Shockingly, when Crown goes under cover on the mission he wears a beat-up old hat with NO silver hatband.
It all ends well, with father and son reconciled.
Directed by TV Western director Robert Butler, who also did The Judgement, written by story consultant Dan Ullman, who started as uncredited ‘other crew’ on a Randolph Scott oater in 1948 and first wrote a Western – for Don ‘Red’ Barry – in 1949, it aired first on February 29, 1968, as the penultimate episode.
23 The Greeners
The last episode of Cimarron Strip (sadly there was no season 2) starts with two ne’er-do-well old timers Owly and Pinky trying a scam in the saloon but hoping to be lodged and fed free in the jail. Luckily for us Owly and Pinky are played by Dub Taylor and Shug Fisher, so all’s well with the world.

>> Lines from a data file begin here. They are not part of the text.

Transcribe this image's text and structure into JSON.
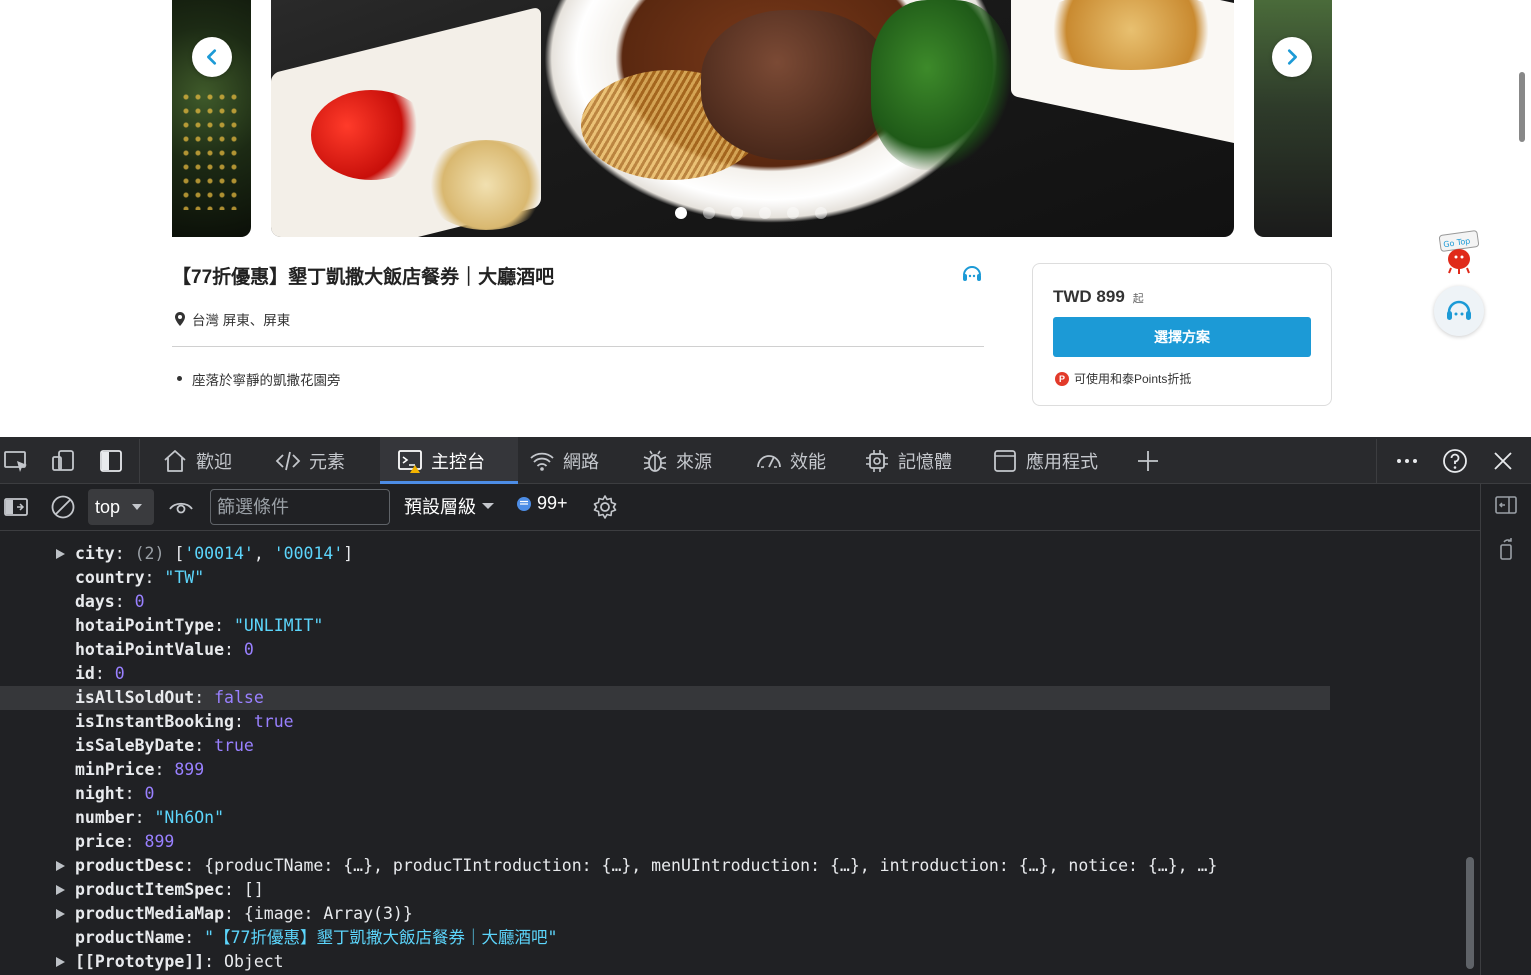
{
  "page": {
    "product_title": "【77折優惠】墾丁凱撒大飯店餐券｜大廳酒吧",
    "location": "台灣 屏東、屏東",
    "bullet": "座落於寧靜的凱撒花園旁",
    "price": "TWD 899",
    "price_suffix": "起",
    "choose_button": "選擇方案",
    "points_icon": "P",
    "points_text": "可使用和泰Points折抵",
    "gotop_text": "Go Top",
    "carousel": {
      "slide_count": 6,
      "active_index": 0
    },
    "brand_color": "#1c9ad6"
  },
  "devtools": {
    "tabs": [
      {
        "label": "歡迎",
        "icon": "home-icon"
      },
      {
        "label": "元素",
        "icon": "code-icon"
      },
      {
        "label": "主控台",
        "icon": "console-icon"
      },
      {
        "label": "網路",
        "icon": "wifi-icon"
      },
      {
        "label": "來源",
        "icon": "bug-icon"
      },
      {
        "label": "效能",
        "icon": "gauge-icon"
      },
      {
        "label": "記憶體",
        "icon": "chip-icon"
      },
      {
        "label": "應用程式",
        "icon": "window-icon"
      }
    ],
    "active_tab": "主控台",
    "toolbar": {
      "context": "top",
      "filter_placeholder": "篩選條件",
      "level": "預設層級",
      "issues": "99+"
    },
    "console_lines": [
      {
        "expand": true,
        "key": "city",
        "parts": [
          [
            "g",
            "(2) "
          ],
          [
            "p",
            "["
          ],
          [
            "s",
            "'00014'"
          ],
          [
            "p",
            ", "
          ],
          [
            "s",
            "'00014'"
          ],
          [
            "p",
            "]"
          ]
        ]
      },
      {
        "expand": false,
        "key": "country",
        "parts": [
          [
            "s",
            "\"TW\""
          ]
        ]
      },
      {
        "expand": false,
        "key": "days",
        "parts": [
          [
            "n",
            "0"
          ]
        ]
      },
      {
        "expand": false,
        "key": "hotaiPointType",
        "parts": [
          [
            "s",
            "\"UNLIMIT\""
          ]
        ]
      },
      {
        "expand": false,
        "key": "hotaiPointValue",
        "parts": [
          [
            "n",
            "0"
          ]
        ]
      },
      {
        "expand": false,
        "key": "id",
        "parts": [
          [
            "n",
            "0"
          ]
        ]
      },
      {
        "expand": false,
        "key": "isAllSoldOut",
        "parts": [
          [
            "n",
            "false"
          ]
        ],
        "highlight": true
      },
      {
        "expand": false,
        "key": "isInstantBooking",
        "parts": [
          [
            "n",
            "true"
          ]
        ]
      },
      {
        "expand": false,
        "key": "isSaleByDate",
        "parts": [
          [
            "n",
            "true"
          ]
        ]
      },
      {
        "expand": false,
        "key": "minPrice",
        "parts": [
          [
            "n",
            "899"
          ]
        ]
      },
      {
        "expand": false,
        "key": "night",
        "parts": [
          [
            "n",
            "0"
          ]
        ]
      },
      {
        "expand": false,
        "key": "number",
        "parts": [
          [
            "s",
            "\"Nh6On\""
          ]
        ]
      },
      {
        "expand": false,
        "key": "price",
        "parts": [
          [
            "n",
            "899"
          ]
        ]
      },
      {
        "expand": true,
        "key": "productDesc",
        "parts": [
          [
            "p",
            "{producTName: {…}, producTIntroduction: {…}, menUIntroduction: {…}, introduction: {…}, notice: {…}, …}"
          ]
        ]
      },
      {
        "expand": true,
        "key": "productItemSpec",
        "parts": [
          [
            "p",
            "[]"
          ]
        ]
      },
      {
        "expand": true,
        "key": "productMediaMap",
        "parts": [
          [
            "p",
            "{image: Array(3)}"
          ]
        ]
      },
      {
        "expand": false,
        "key": "productName",
        "parts": [
          [
            "s",
            "\"【77折優惠】墾丁凱撒大飯店餐券｜大廳酒吧\""
          ]
        ]
      },
      {
        "expand": true,
        "key": "[[Prototype]]",
        "parts": [
          [
            "p",
            "Object"
          ]
        ]
      }
    ]
  }
}
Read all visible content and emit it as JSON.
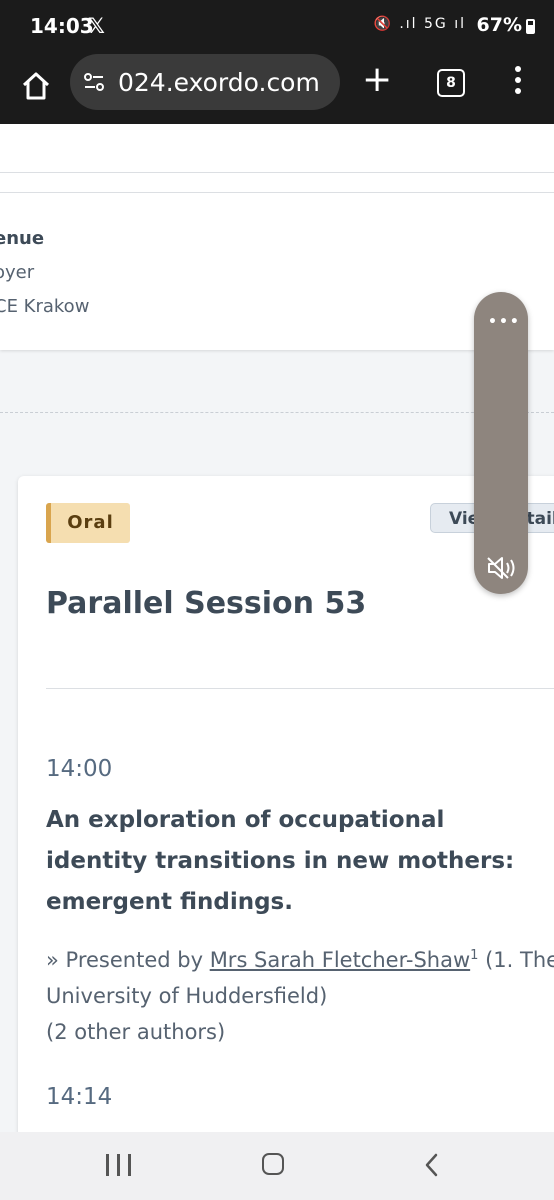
{
  "status_bar": {
    "time": "14:03",
    "x_app": "𝕏",
    "signal_icons": "🔇 .ıl 5G ıl",
    "battery": "67%"
  },
  "browser": {
    "url": "024.exordo.com",
    "tab_count": "8"
  },
  "venue": {
    "label": "enue",
    "room": "oyer",
    "place": "CE Krakow"
  },
  "session": {
    "badge": "Oral",
    "view_details": "View Details",
    "title": "Parallel Session 53",
    "talk1": {
      "time": "14:00",
      "title": "An exploration of occupational identity transitions in new mothers: emergent findings.",
      "presented_prefix": "» Presented by ",
      "presenter": "Mrs Sarah Fletcher-Shaw",
      "affiliation_index": "1",
      "affiliation": " (1. The University of Huddersfield)",
      "other_authors": "(2 other authors)"
    },
    "talk2": {
      "time": "14:14"
    }
  },
  "float_control": {
    "menu": "•••"
  }
}
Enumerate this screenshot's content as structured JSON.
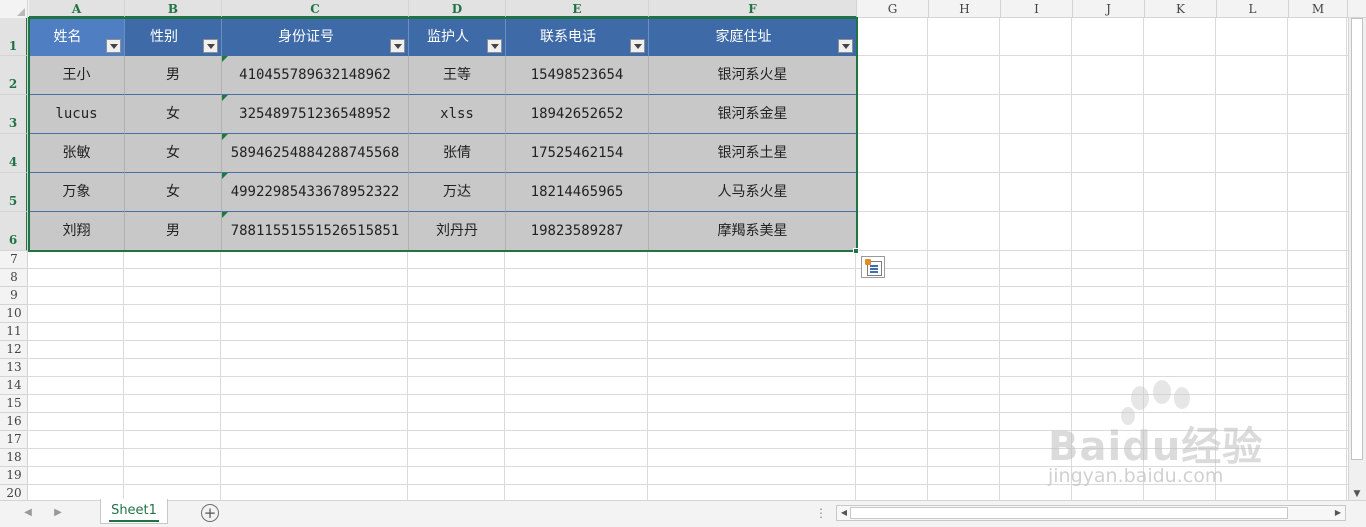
{
  "columns": [
    "A",
    "B",
    "C",
    "D",
    "E",
    "F",
    "G",
    "H",
    "I",
    "J",
    "K",
    "L",
    "M"
  ],
  "rows": [
    "1",
    "2",
    "3",
    "4",
    "5",
    "6",
    "7",
    "8",
    "9",
    "10",
    "11",
    "12",
    "13",
    "14",
    "15",
    "16",
    "17",
    "18",
    "19",
    "20"
  ],
  "table": {
    "headers": [
      "姓名",
      "性别",
      "身份证号",
      "监护人",
      "联系电话",
      "家庭住址"
    ],
    "data": [
      [
        "王小",
        "男",
        "410455789632148962",
        "王等",
        "15498523654",
        "银河系火星"
      ],
      [
        "lucus",
        "女",
        "325489751236548952",
        "xlss",
        "18942652652",
        "银河系金星"
      ],
      [
        "张敏",
        "女",
        "58946254884288745568",
        "张倩",
        "17525462154",
        "银河系土星"
      ],
      [
        "万象",
        "女",
        "49922985433678952322",
        "万达",
        "18214465965",
        "人马系火星"
      ],
      [
        "刘翔",
        "男",
        "78811551551526515851",
        "刘丹丹",
        "19823589287",
        "摩羯系美星"
      ]
    ]
  },
  "sheet_tabs": [
    "Sheet1"
  ],
  "add_sheet_label": "+",
  "status_dots": "⋮",
  "watermark": {
    "brand": "Baidu经验",
    "url": "jingyan.baidu.com"
  },
  "colors": {
    "accent": "#217346",
    "header_blue": "#3e6aa7",
    "cell_gray": "#c8c8c8"
  }
}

Unfortunately for them, however, Marshal Crown, while sympathetic to them and their plight, runs them out of town instead and they come across some rustlers; they scare the rustlers off and tuck in to the beef the thieves have left, roasting it over the camp fire. But the next morning seriously nasty rancher Turner (David Brian, looking all menacing and slightly Jay C Flippenish) turns up with his henchmen, takes Owly and Pinky for rustlers and has them dragged behind horses till death, then strung up from a tree. Not nice, and indeed incoming family of greeners the Arlyns witness said brutal murder. Fancy doing in Dub and Shug!
Now the Arlyns split over what to do. Patriarch Ared (Mark Lenard, Sarek from Star Trek) is a religious nut and agonizes over testifying over what he has actually seen: he saw the dragging but not the hanging. Son David (Peter Jason, also in episode 16, Fool’s Gold, and Pinkerton in The Long Riders) is less theological and is all for speaking up against evil rancher Turner and his thugs. In fact, though, he does a deal with the devil, taking Turner’s pay-off to buy a farm for the family in return for not testifying against him. And who’s to say he’s wrong, in the last resort? It’s an interesting dilemma. And thought-provoking situations of this kind were not alien to Cimarron Strip. There was always – well, nearly always – a serious strain to the writing.
This last episode was directed by McEveety, Vincent of that Ilk, written by Hal Sitowitz, who also did episodes 10 and 14, and was first shown on March 7, 1968.
And so farewell, Cimarron Strip. You were definitely one of the best Western TV shows.
To be brutally frank, I could have done without the actors playing MacGregor and Dulcey, whose performances were not out of the top drawer and whose characters were, on balance, rather tiresome and silly, but Francis was OK and Jim Crown was a convincing tough Westerner. The mise en scène, the acting from the guest stars and the screenplays were all consistently high quality. All in all, a good view, even today.